Frequently Asked Questions

When did The Qt Company adopt PySide2?

In April 2016 The Qt Company decided to properly support the port. For more information, see!topic/pyside-dev/pqwzngAGLWE.

Why use PySide2 and not PySide?

Since PySide was developed for Qt 4, we now use PySide2 to imply that it is for a newer version, after it was ported to support Qt 5.

Where I can find information about the old PySide project?

The project’s old wiki page is available on PySide, but the project is now deprecated and not supported.

There are three wheels (pyside2, shiboken2, and shiboken2_generator), what’s the difference?

Before the official release, everything was in one big wheel, so it made sense to split these into separate wheels, each for the major projects currently in development:

  • pyside2: contains all the PySide2 modules to use the Qt framework; also depends on the shiboken2 module.

  • shiboken2: contains the shiboken2 module with helper functions for PySide2.

  • shiboken2_generator: contains the generator binary that can work with a C++ project and a typesystem to generate Python bindings. If you want to generate bindings for a Qt/C++ project, there won’t be any linking to the Qt shared libraries; you need to do this by hand. We recommend building PySide2 from scratch to have everything properly linked.

Why is the shiboken2_generator not installed automatically?

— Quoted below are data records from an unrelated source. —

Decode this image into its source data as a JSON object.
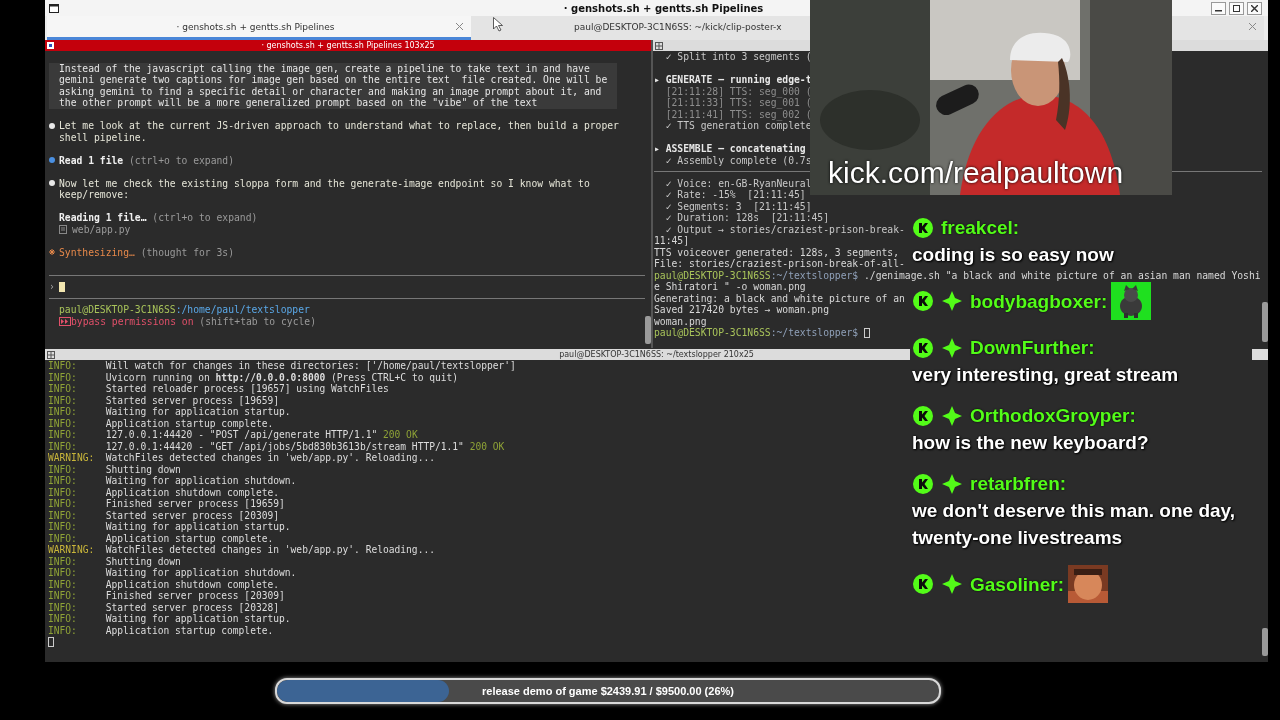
{
  "window": {
    "title": "· genshots.sh + gentts.sh Pipelines"
  },
  "tabs": [
    {
      "label": "· genshots.sh + gentts.sh Pipelines",
      "selected": true
    },
    {
      "label": "paul@DESKTOP-3C1N6SS: ~/kick/clip-poster-x",
      "selected": false
    }
  ],
  "left_pane": {
    "title": "· genshots.sh + gentts.sh Pipelines 103x25",
    "items": [
      {
        "kind": "user",
        "text": "Instead of the javascript calling the image gen, create a pipeline to take text in and have\ngemini generate two captions for image gen based on the entire text  file created. One will be\nasking gemini to find a specific detail or character and making an image prompt about it, and\nthe other prompt will be a more generalized prompt based on the \"vibe\" of the text"
      },
      {
        "kind": "bullet",
        "color": "#e8e8e8",
        "text": "Let me look at the current JS-driven approach to understand what to replace, then build a proper\nshell pipeline."
      },
      {
        "kind": "bullet",
        "color": "#4a90e2",
        "title": "Read 1 file",
        "hint": "(ctrl+o to expand)"
      },
      {
        "kind": "bullet",
        "color": "#e8e8e8",
        "text": "Now let me check the existing sloppa form and the generate-image endpoint so I know what to\nkeep/remove:"
      },
      {
        "kind": "tool",
        "title": "Reading 1 file…",
        "hint": "(ctrl+o to expand)",
        "file": "web/app.py"
      },
      {
        "kind": "status",
        "title": "Synthesizing…",
        "hint": "(thought for 3s)"
      }
    ],
    "prompt": {
      "symbol": "›"
    },
    "footer": {
      "user": "paul@DESKTOP-3C1N6SS",
      "path": ":/home/paul/textslopper",
      "mode": "bypass permissions on",
      "hint": "(shift+tab to cycle)"
    }
  },
  "right_pane": {
    "lines": [
      {
        "kind": "check",
        "text": "  ✓ Split into 3 segments ("
      },
      {
        "kind": "gap"
      },
      {
        "kind": "header",
        "text": "▸ GENERATE — running edge-t"
      },
      {
        "kind": "log",
        "text": "  [21:11:28] TTS: seg_000 ("
      },
      {
        "kind": "log",
        "text": "  [21:11:33] TTS: seg_001 ("
      },
      {
        "kind": "log",
        "text": "  [21:11:41] TTS: seg_002 ("
      },
      {
        "kind": "check",
        "text": "  ✓ TTS generation complete"
      },
      {
        "kind": "gap"
      },
      {
        "kind": "header",
        "text": "▸ ASSEMBLE — concatenating"
      },
      {
        "kind": "check",
        "text": "  ✓ Assembly complete (0.7s"
      },
      {
        "kind": "rule"
      },
      {
        "kind": "check",
        "text": "  ✓ Voice: en-GB-RyanNeural"
      },
      {
        "kind": "check",
        "text": "  ✓ Rate: -15%  [21:11:45]"
      },
      {
        "kind": "check",
        "text": "  ✓ Segments: 3  [21:11:45]"
      },
      {
        "kind": "check",
        "text": "  ✓ Duration: 128s  [21:11:45]"
      },
      {
        "kind": "check",
        "text": "  ✓ Output → stories/craziest-prison-break-"
      },
      {
        "kind": "plain",
        "text": "11:45]"
      },
      {
        "kind": "plain",
        "text": "TTS voiceover generated: 128s, 3 segments,"
      },
      {
        "kind": "plain",
        "text": "File: stories/craziest-prison-break-of-all-"
      },
      {
        "kind": "prompt",
        "user": "paul@DESKTOP-3C1N6SS",
        "path": ":~/textslopper$",
        "text": " ./genimage.sh \"a black and white picture of an asian man named Yoshi"
      },
      {
        "kind": "plain",
        "text": "e Shiratori \" -o woman.png"
      },
      {
        "kind": "plain",
        "text": "Generating: a black and white picture of an"
      },
      {
        "kind": "plain",
        "text": "Saved 217420 bytes → woman.png"
      },
      {
        "kind": "plain",
        "text": "woman.png"
      },
      {
        "kind": "prompt",
        "user": "paul@DESKTOP-3C1N6SS",
        "path": ":~/textslopper$",
        "cursor": true
      }
    ]
  },
  "bottom_pane": {
    "title": "paul@DESKTOP-3C1N6SS: ~/textslopper 210x25",
    "lines": [
      {
        "level": "INFO:",
        "message": "Will watch for changes in these directories: ['/home/paul/textslopper']"
      },
      {
        "level": "INFO:",
        "message": "Uvicorn running on **http://0.0.0.0:8000** (Press CTRL+C to quit)"
      },
      {
        "level": "INFO:",
        "message": "Started reloader process [19657] using WatchFiles"
      },
      {
        "level": "INFO:",
        "message": "Started server process [19659]"
      },
      {
        "level": "INFO:",
        "message": "Waiting for application startup."
      },
      {
        "level": "INFO:",
        "message": "Application startup complete."
      },
      {
        "level": "INFO:",
        "message": "127.0.0.1:44420 - \"POST /api/generate HTTP/1.1\"",
        "status": "200 OK"
      },
      {
        "level": "INFO:",
        "message": "127.0.0.1:44420 - \"GET /api/jobs/5bd830b3613b/stream HTTP/1.1\"",
        "status": "200 OK"
      },
      {
        "level": "WARNING:",
        "message": "WatchFiles detected changes in 'web/app.py'. Reloading..."
      },
      {
        "level": "INFO:",
        "message": "Shutting down"
      },
      {
        "level": "INFO:",
        "message": "Waiting for application shutdown."
      },
      {
        "level": "INFO:",
        "message": "Application shutdown complete."
      },
      {
        "level": "INFO:",
        "message": "Finished server process [19659]"
      },
      {
        "level": "INFO:",
        "message": "Started server process [20309]"
      },
      {
        "level": "INFO:",
        "message": "Waiting for application startup."
      },
      {
        "level": "INFO:",
        "message": "Application startup complete."
      },
      {
        "level": "WARNING:",
        "message": "WatchFiles detected changes in 'web/app.py'. Reloading..."
      },
      {
        "level": "INFO:",
        "message": "Shutting down"
      },
      {
        "level": "INFO:",
        "message": "Waiting for application shutdown."
      },
      {
        "level": "INFO:",
        "message": "Application shutdown complete."
      },
      {
        "level": "INFO:",
        "message": "Finished server process [20309]"
      },
      {
        "level": "INFO:",
        "message": "Started server process [20328]"
      },
      {
        "level": "INFO:",
        "message": "Waiting for application startup."
      },
      {
        "level": "INFO:",
        "message": "Application startup complete."
      }
    ]
  },
  "webcam": {
    "caption": "kick.com/realpaultown"
  },
  "chat": [
    {
      "kind": "text",
      "user": "freakcel:",
      "subscriber": false,
      "message": "coding is so easy now"
    },
    {
      "kind": "emote",
      "user": "bodybagboxer:",
      "subscriber": true
    },
    {
      "kind": "text",
      "user": "DownFurther:",
      "subscriber": true,
      "message": "very interesting, great stream"
    },
    {
      "kind": "text",
      "user": "OrthodoxGroyper:",
      "subscriber": true,
      "message": "how is the new keyboard?"
    },
    {
      "kind": "text",
      "user": "retarbfren:",
      "subscriber": true,
      "message": "we don't deserve this man. one day, twenty-one livestreams"
    },
    {
      "kind": "emote",
      "user": "Gasoliner:",
      "subscriber": true
    }
  ],
  "goal": {
    "text": "release demo of game $2439.91 / $9500.00 (26%)",
    "level": 0.26
  }
}
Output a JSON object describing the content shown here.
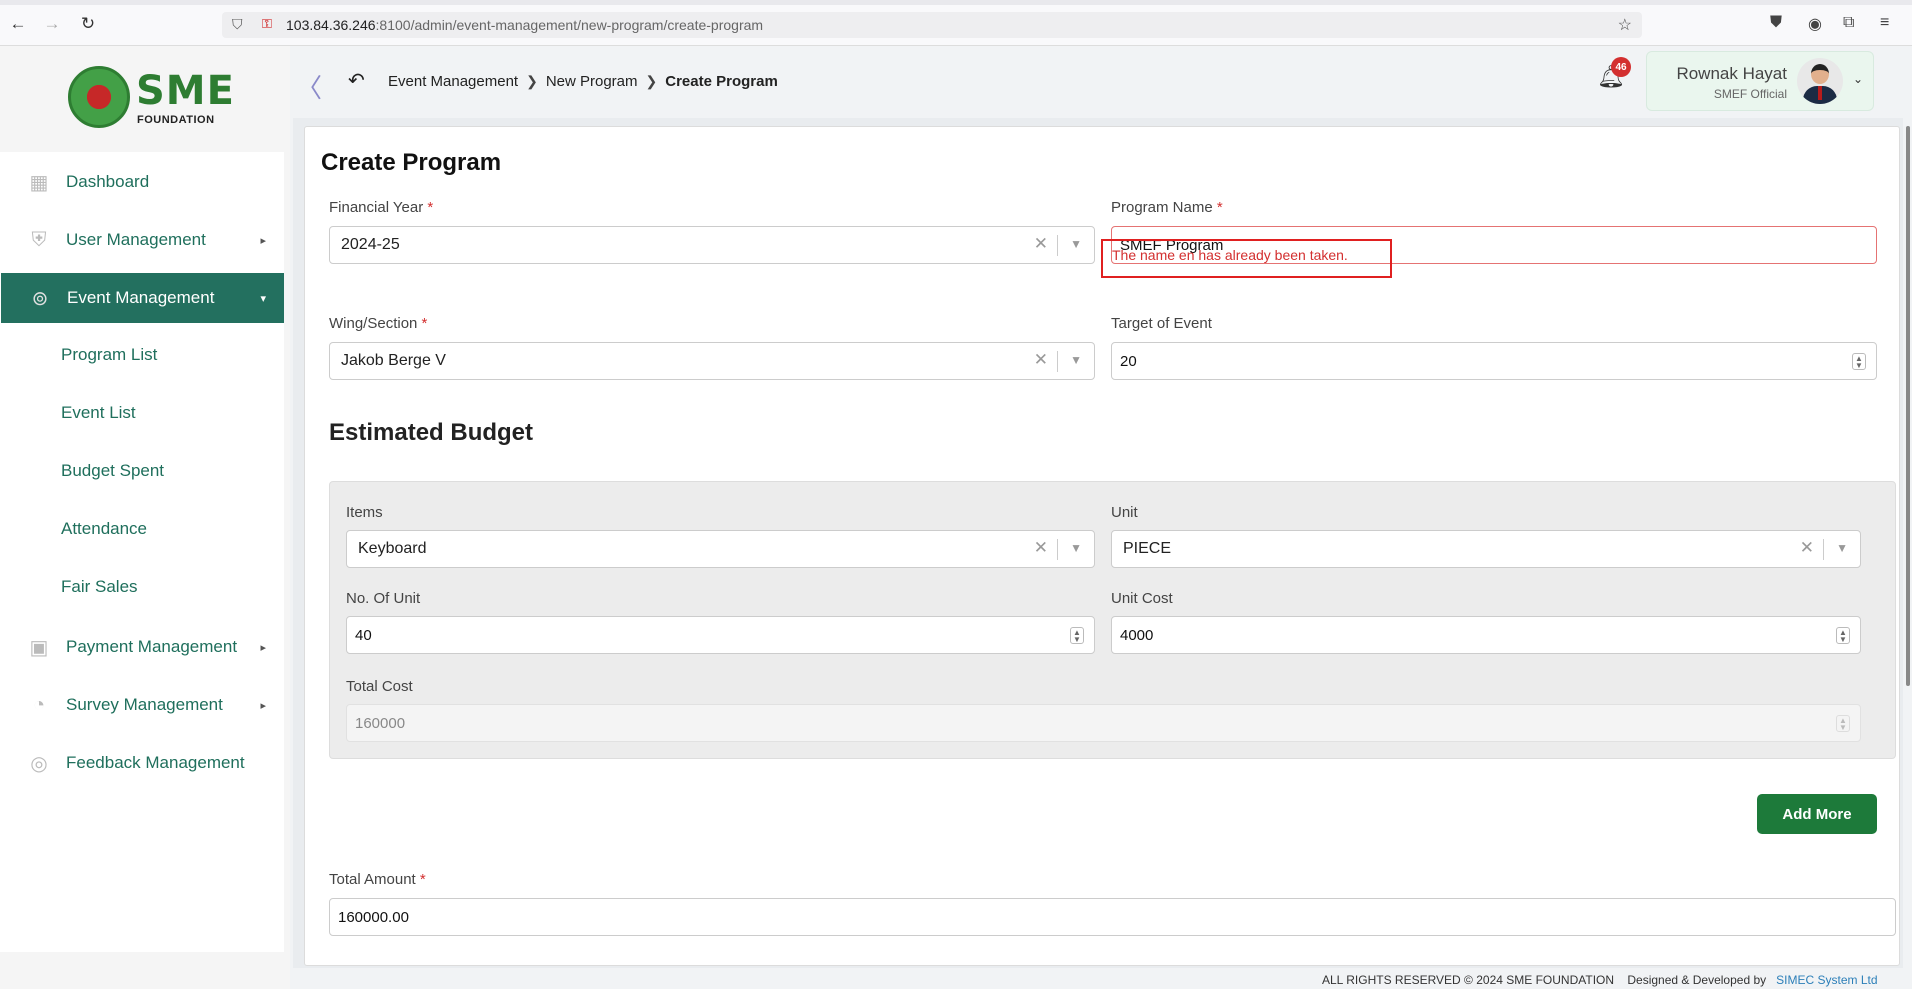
{
  "browser": {
    "url_host": "103.84.36.246",
    "url_rest": ":8100/admin/event-management/new-program/create-program"
  },
  "logo": {
    "brand": "SME",
    "subtitle": "FOUNDATION"
  },
  "sidebar": {
    "items": [
      {
        "label": "Dashboard",
        "icon": "grid-icon"
      },
      {
        "label": "User Management",
        "icon": "user-shield-icon"
      },
      {
        "label": "Event Management",
        "icon": "lock-circle-icon",
        "active": true
      },
      {
        "label": "Payment Management",
        "icon": "money-icon"
      },
      {
        "label": "Survey Management",
        "icon": "pie-icon"
      },
      {
        "label": "Feedback Management",
        "icon": "feedback-icon"
      }
    ],
    "submenu": [
      "Program List",
      "Event List",
      "Budget Spent",
      "Attendance",
      "Fair Sales"
    ]
  },
  "header": {
    "breadcrumb": [
      "Event Management",
      "New Program",
      "Create Program"
    ],
    "notification_count": "46",
    "user_name": "Rownak Hayat",
    "user_role": "SMEF Official"
  },
  "form": {
    "title": "Create Program",
    "financial_year": {
      "label": "Financial Year",
      "value": "2024-25"
    },
    "program_name": {
      "label": "Program Name",
      "value": "SMEF Program",
      "error": "The name en has already been taken."
    },
    "wing_section": {
      "label": "Wing/Section",
      "value": "Jakob Berge V"
    },
    "target_of_event": {
      "label": "Target of Event",
      "value": "20"
    },
    "budget_title": "Estimated Budget",
    "budget": {
      "items": {
        "label": "Items",
        "value": "Keyboard"
      },
      "unit": {
        "label": "Unit",
        "value": "PIECE"
      },
      "no_of_unit": {
        "label": "No. Of Unit",
        "value": "40"
      },
      "unit_cost": {
        "label": "Unit Cost",
        "value": "4000"
      },
      "total_cost": {
        "label": "Total Cost",
        "value": "160000"
      }
    },
    "add_more_label": "Add More",
    "total_amount": {
      "label": "Total Amount",
      "value": "160000.00"
    }
  },
  "footer": {
    "rights": "ALL RIGHTS RESERVED © 2024 SME FOUNDATION",
    "designed": "Designed & Developed by",
    "company": "SIMEC System Ltd"
  },
  "colors": {
    "brand_green": "#23705f",
    "button_green": "#1d7a3a",
    "error_red": "#d32f2f"
  }
}
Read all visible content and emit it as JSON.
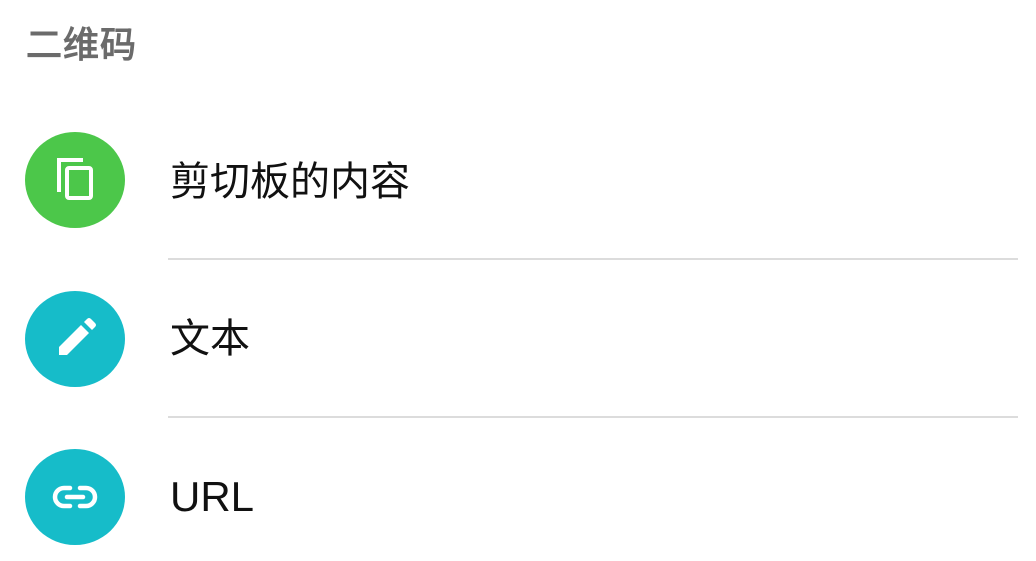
{
  "section": {
    "title": "二维码"
  },
  "items": [
    {
      "label": "剪切板的内容",
      "icon": "copy-icon",
      "color": "#4cc74a"
    },
    {
      "label": "文本",
      "icon": "pencil-icon",
      "color": "#16bcc9"
    },
    {
      "label": "URL",
      "icon": "link-icon",
      "color": "#16bcc9"
    }
  ]
}
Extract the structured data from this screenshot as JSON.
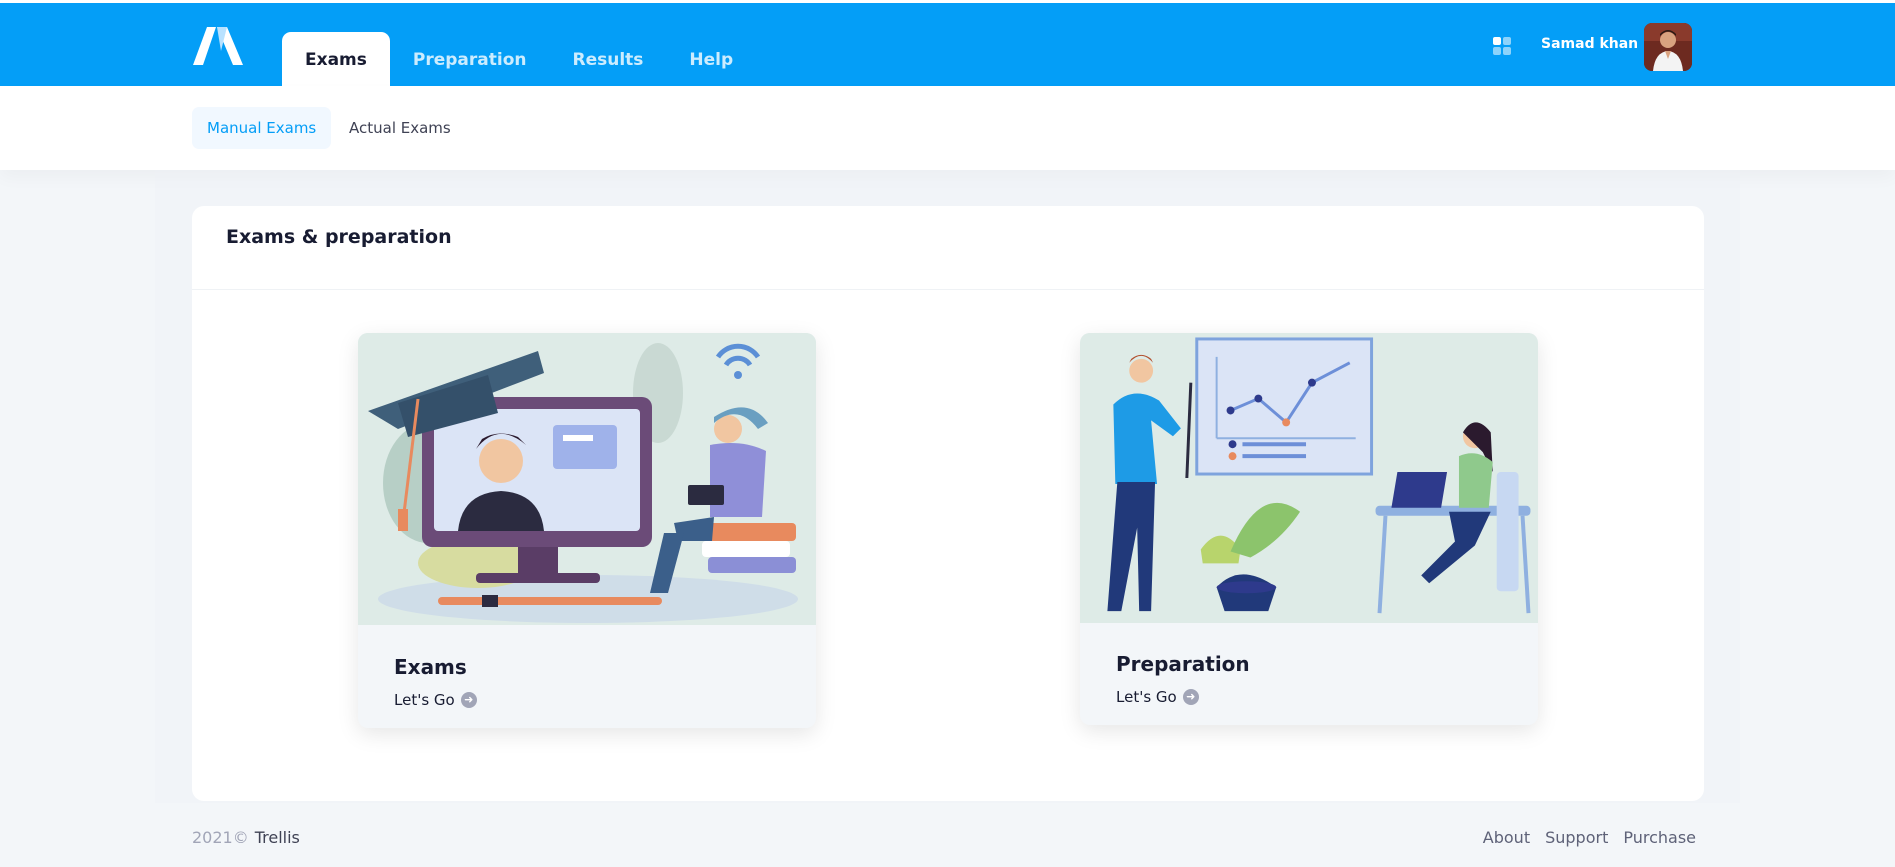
{
  "nav": {
    "items": [
      {
        "label": "Exams",
        "active": true
      },
      {
        "label": "Preparation",
        "active": false
      },
      {
        "label": "Results",
        "active": false
      },
      {
        "label": "Help",
        "active": false
      }
    ]
  },
  "user": {
    "name": "Samad khan"
  },
  "subnav": {
    "items": [
      {
        "label": "Manual Exams",
        "active": true
      },
      {
        "label": "Actual Exams",
        "active": false
      }
    ]
  },
  "main": {
    "title": "Exams & preparation",
    "tiles": [
      {
        "title": "Exams",
        "link": "Let's Go"
      },
      {
        "title": "Preparation",
        "link": "Let's Go"
      }
    ]
  },
  "footer": {
    "year": "2021©",
    "brand": "Trellis",
    "links": [
      "About",
      "Support",
      "Purchase"
    ]
  },
  "colors": {
    "primary": "#049ef7",
    "accent_orange": "#e88a5e"
  },
  "icons": {
    "apps": "apps-grid-icon",
    "go": "arrow-circle-right-icon"
  }
}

It’s not necessary to install the shiboken2_generator to use PySide2. The package is a result of the wheel splitting process. To use the generator, it’s recommended to build it from scratch to have the proper Qt linking.